Items from a dataset
-*-*-

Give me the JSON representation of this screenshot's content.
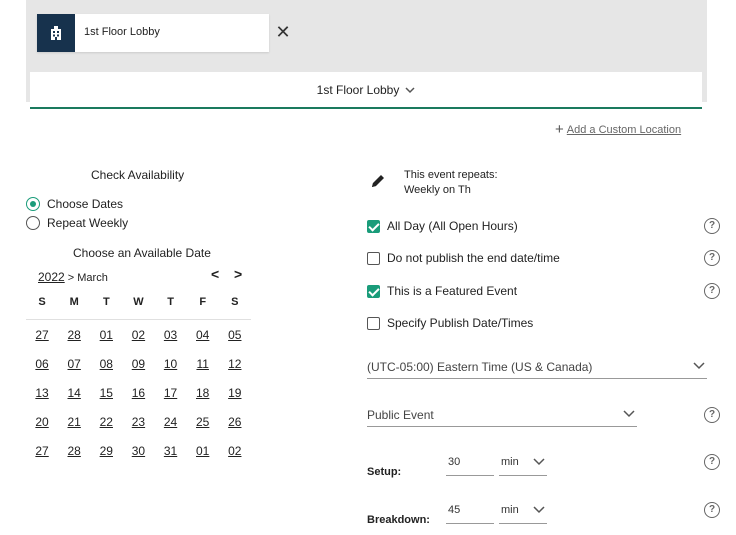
{
  "location_chip": {
    "label": "1st Floor Lobby",
    "icon": "building-icon",
    "close": "✕"
  },
  "location_bar": {
    "label": "1st Floor Lobby"
  },
  "add_location": {
    "label": "Add a Custom Location"
  },
  "availability": {
    "title": "Check Availability",
    "options": [
      {
        "label": "Choose Dates",
        "selected": true
      },
      {
        "label": "Repeat Weekly",
        "selected": false
      }
    ],
    "date_title": "Choose an Available Date"
  },
  "calendar": {
    "year": "2022",
    "month": "> March",
    "prev": "<",
    "next": ">",
    "weekdays": [
      "S",
      "M",
      "T",
      "W",
      "T",
      "F",
      "S"
    ],
    "weeks": [
      [
        "27",
        "28",
        "01",
        "02",
        "03",
        "04",
        "05"
      ],
      [
        "06",
        "07",
        "08",
        "09",
        "10",
        "11",
        "12"
      ],
      [
        "13",
        "14",
        "15",
        "16",
        "17",
        "18",
        "19"
      ],
      [
        "20",
        "21",
        "22",
        "23",
        "24",
        "25",
        "26"
      ],
      [
        "27",
        "28",
        "29",
        "30",
        "31",
        "01",
        "02"
      ]
    ]
  },
  "repeat": {
    "line1": "This event repeats:",
    "line2": "Weekly on Th"
  },
  "options": [
    {
      "label": "All Day (All Open Hours)",
      "checked": true,
      "help": "?"
    },
    {
      "label": "Do not publish the end date/time",
      "checked": false,
      "help": "?"
    },
    {
      "label": "This is a Featured Event",
      "checked": true,
      "help": "?"
    },
    {
      "label": "Specify Publish Date/Times",
      "checked": false
    }
  ],
  "timezone": {
    "value": "(UTC-05:00) Eastern Time (US & Canada)"
  },
  "visibility": {
    "value": "Public Event",
    "help": "?"
  },
  "setup": {
    "label": "Setup:",
    "value": "30",
    "unit": "min",
    "help": "?"
  },
  "breakdown": {
    "label": "Breakdown:",
    "value": "45",
    "unit": "min",
    "help": "?"
  },
  "colors": {
    "accent": "#1a9c7a",
    "chip_bg": "#17324d",
    "band_bg": "#e6e6e6",
    "underline": "#1a7a5e"
  }
}
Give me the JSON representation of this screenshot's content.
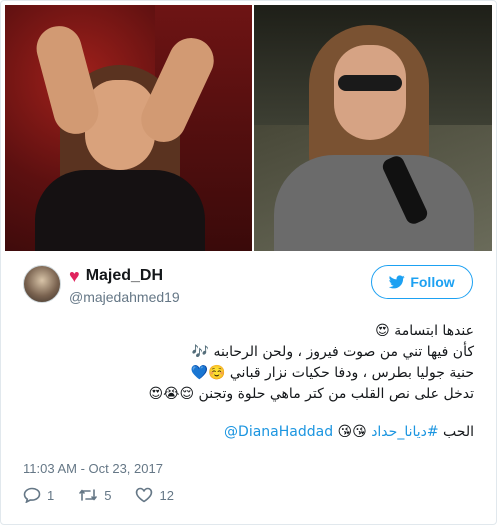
{
  "user": {
    "display_name": "Majed_DH",
    "handle": "@majedahmed19",
    "heart": "♥"
  },
  "follow": {
    "label": "Follow"
  },
  "tweet": {
    "lines": [
      "عندها ابتسامة 😍",
      "كأن فيها تني من صوت فيروز ، ولحن الرحابنه 🎶",
      "حنية جوليا بطرس ، ودفا حكيات نزار قباني ☺️💙",
      "تدخل على نص القلب من كتر ماهي حلوة وتجنن 😌😭😍"
    ],
    "tags_prefix": "الحب ",
    "hashtag": "#ديانا_حداد",
    "emojis": " 😘😘 ",
    "mention": "@DianaHaddad"
  },
  "timestamp": "11:03 AM - Oct 23, 2017",
  "actions": {
    "reply_count": "1",
    "retweet_count": "5",
    "like_count": "12"
  },
  "colors": {
    "accent": "#1da1f2",
    "heart": "#e0245e",
    "muted": "#657786"
  }
}
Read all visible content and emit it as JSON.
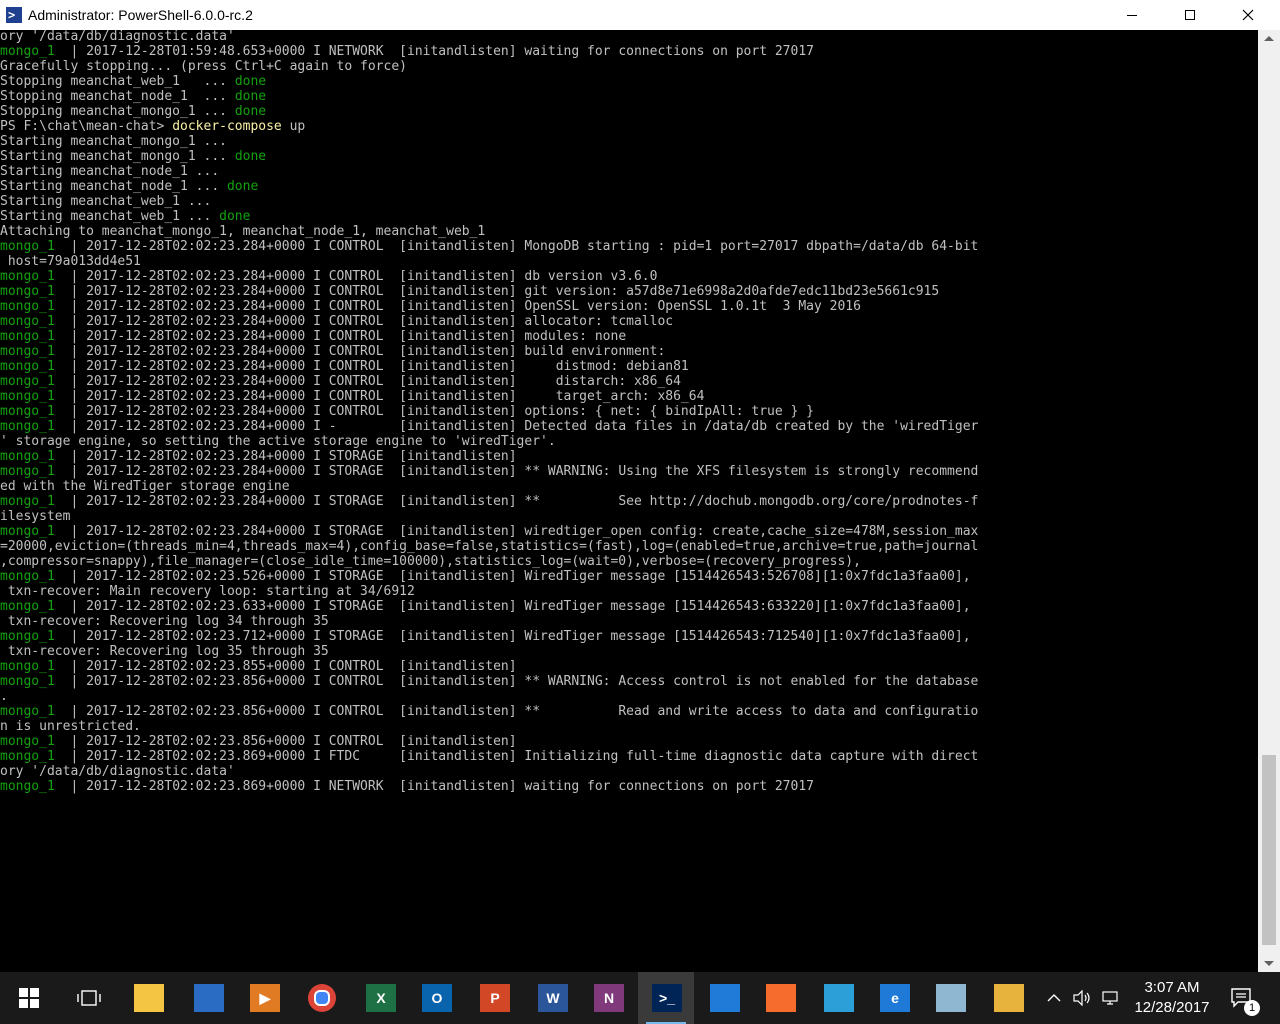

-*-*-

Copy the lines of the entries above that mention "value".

**Task result:**
    "value": "(UTC-05:00) Eastern Time (US & Canada)"
    "value": "Public Event",
    "value": "30",
    "value": "45",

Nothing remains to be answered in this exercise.